This example could also be used to make snow globes,
but we do this activity in July!
I keep my eyes open for possible centerpieces for snow globes throughout the year. We usually give participants an option of what to use, but you could probably buy some centerpieces in bulk through a craft supply store, oriental trading, or wherever.
Get pint or smaller mason jars, baby food jars, or other random jars. Many places online recommend using mineral oil for this activity, but we just use water to keep it simple and because we generally have 25-30 participants for our crafts. If you want don’t want your water to be murky in a few months, you will want to use mineral oil.

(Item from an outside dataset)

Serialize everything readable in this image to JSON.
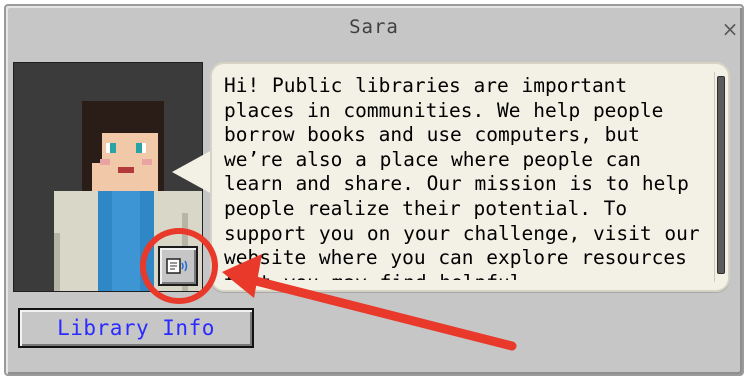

The key to success is to use a good quality glue and don’t fill it up with the liquid until the glue has dried. I like to use locktite glue or Goop…it must be waterproof!

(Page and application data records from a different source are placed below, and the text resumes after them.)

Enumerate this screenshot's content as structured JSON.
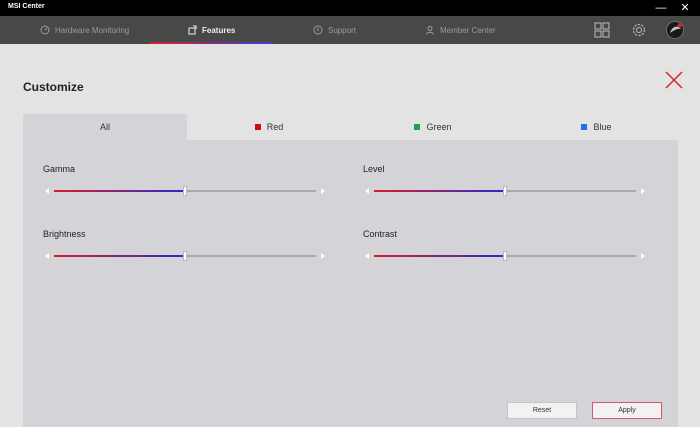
{
  "app": {
    "title": "MSI Center"
  },
  "window": {
    "minimize_glyph": "—",
    "close_glyph": "✕"
  },
  "nav": {
    "tabs": [
      {
        "label": "Hardware Monitoring",
        "icon": "gauge-icon",
        "active": false
      },
      {
        "label": "Features",
        "icon": "features-icon",
        "active": true
      },
      {
        "label": "Support",
        "icon": "support-icon",
        "active": false
      },
      {
        "label": "Member Center",
        "icon": "member-icon",
        "active": false
      }
    ],
    "right_icons": [
      "apps-grid-icon",
      "settings-gear-icon",
      "profile-avatar-icon"
    ]
  },
  "main": {
    "title": "Customize",
    "channel_tabs": [
      {
        "label": "All",
        "swatch": null,
        "active": true
      },
      {
        "label": "Red",
        "swatch": "#cc1010",
        "active": false
      },
      {
        "label": "Green",
        "swatch": "#1aa34a",
        "active": false
      },
      {
        "label": "Blue",
        "swatch": "#1e73e8",
        "active": false
      }
    ],
    "sliders": [
      {
        "label": "Gamma",
        "value": 0.5
      },
      {
        "label": "Level",
        "value": 0.5
      },
      {
        "label": "Brightness",
        "value": 0.5
      },
      {
        "label": "Contrast",
        "value": 0.5
      }
    ],
    "buttons": {
      "reset": "Reset",
      "apply": "Apply"
    }
  },
  "colors": {
    "accent_red": "#d81e2c",
    "accent_blue": "#2a2ac8",
    "nav_bg": "#484848",
    "panel_bg": "#d4d4d8"
  }
}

Foam is easy to work with and takes glue well. We also use different beads, seashells, plastic toys, and more to glue to the base. Instead of snow, small beads, glitter, sequins, and my favorite, tiny seashells, can be used. Glitter can sometimes stain the water, so use it sparingly. A little goes a long way. We did this project twice. Once we glued the lids on and we didn’t glue them on during the other activity. It doesn’t really matter.
Some people like to decorate the outside. A nice piece of felt does a nice job of covering up the metal lid.